Can you share specifics about your favorite foster success story? And a story that was tricky to manage (maybe the animal just didn’t work in your home, it was ill, it required further intervention, etc)?
Hmm, I’m not sure I have a favorite. I’ve loved each one for their own separate little personalities and reasons. I did recently foster an adult cat Lucy for a short bit. She was a spicy lady who needed to be given daily prescription pills. It’s one thing to control a kitten but a grown lady cat who had no qualms about letting me know what she thought of me and those pills was a whole other story. She taught me to approach assertively but with respect. To remember that it was fear and pain (and a touch of attitude!) causing her reactions.

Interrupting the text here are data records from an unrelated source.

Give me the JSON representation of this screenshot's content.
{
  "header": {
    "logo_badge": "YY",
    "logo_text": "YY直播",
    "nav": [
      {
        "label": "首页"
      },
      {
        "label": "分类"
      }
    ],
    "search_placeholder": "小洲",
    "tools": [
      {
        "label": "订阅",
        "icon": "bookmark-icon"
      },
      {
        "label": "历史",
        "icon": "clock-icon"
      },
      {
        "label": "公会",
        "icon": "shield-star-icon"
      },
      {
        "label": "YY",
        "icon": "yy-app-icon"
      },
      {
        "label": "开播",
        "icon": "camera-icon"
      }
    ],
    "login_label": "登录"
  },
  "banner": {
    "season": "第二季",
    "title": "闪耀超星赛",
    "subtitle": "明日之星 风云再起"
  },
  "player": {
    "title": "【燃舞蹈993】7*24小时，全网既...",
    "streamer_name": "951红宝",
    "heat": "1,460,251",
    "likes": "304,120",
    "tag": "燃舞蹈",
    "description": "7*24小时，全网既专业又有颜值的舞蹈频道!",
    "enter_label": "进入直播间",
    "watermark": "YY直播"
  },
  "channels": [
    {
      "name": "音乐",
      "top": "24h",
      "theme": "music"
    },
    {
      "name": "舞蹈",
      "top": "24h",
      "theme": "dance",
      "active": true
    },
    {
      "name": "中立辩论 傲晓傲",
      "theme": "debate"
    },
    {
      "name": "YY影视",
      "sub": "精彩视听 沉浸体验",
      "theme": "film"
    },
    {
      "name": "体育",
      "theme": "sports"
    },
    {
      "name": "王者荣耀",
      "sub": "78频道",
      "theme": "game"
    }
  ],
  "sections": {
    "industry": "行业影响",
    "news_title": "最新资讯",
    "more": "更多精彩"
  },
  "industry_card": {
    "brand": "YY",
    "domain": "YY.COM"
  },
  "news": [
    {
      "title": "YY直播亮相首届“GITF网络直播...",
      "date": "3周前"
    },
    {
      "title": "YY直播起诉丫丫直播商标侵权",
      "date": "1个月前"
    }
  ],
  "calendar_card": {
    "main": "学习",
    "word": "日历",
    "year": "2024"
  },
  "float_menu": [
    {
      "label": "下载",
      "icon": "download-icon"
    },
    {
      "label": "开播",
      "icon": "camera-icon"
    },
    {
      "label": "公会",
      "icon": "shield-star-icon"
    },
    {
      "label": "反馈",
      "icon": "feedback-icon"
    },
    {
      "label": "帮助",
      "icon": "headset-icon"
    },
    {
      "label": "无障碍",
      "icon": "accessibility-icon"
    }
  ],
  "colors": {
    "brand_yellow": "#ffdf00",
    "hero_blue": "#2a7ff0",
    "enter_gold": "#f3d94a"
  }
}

Do you have your own pets? If so, how do you manage caring for your own pets while also fostering?
I have a black lab, a cat who was a foster fail and chickens. I manage it with a schedule and everyone understanding I’m the leader. Having a routine and guidance really helps everyone to feel stable and comfortable to what their positions in the family are.
Do you do anything specific to intentionally prepare the animal you are caring for to become available for adoption? (i.e. socialization, exposure, training) and how do you manage that?
The kittens in my care are predominantly taken care of by me but I make sure my kids and husband feed them a few times as well so they connect the positivity of a warm bottle with all types of humans. When they are ready to play they are socialized with everyone in the family. They are raised around and play with my dog so they become comfortable and familiar with dogs. My cat also helps with their grooming and teaching them cat behaviors. They get an all around socialization here.
What do you want the public to know about what it means to be a foster parent and work with Asheville Humane Society?
The foster team is a great support! If someone is nervous about what they might be getting into they should know they have a great support system. Questions are always answered and help is only a call away.
Have you ever had a foster “fail” yourself? And how did you know that animal belonged in your family permanently?
My foster fail is our cat, Mouse. He was a pip squeak with a terrible case of diarrhea and digestive issues. If you’ve ever heard the expressions parents use on a baby, “how can so much come out of something so little” that’s how I felt with Mouse. Him and I went through things, lol. Between baths, booty cream, modified socks as kitten diapers, booty baths, being the bullied runt of the litter, well we had just shared too much for me to let go of this little guy.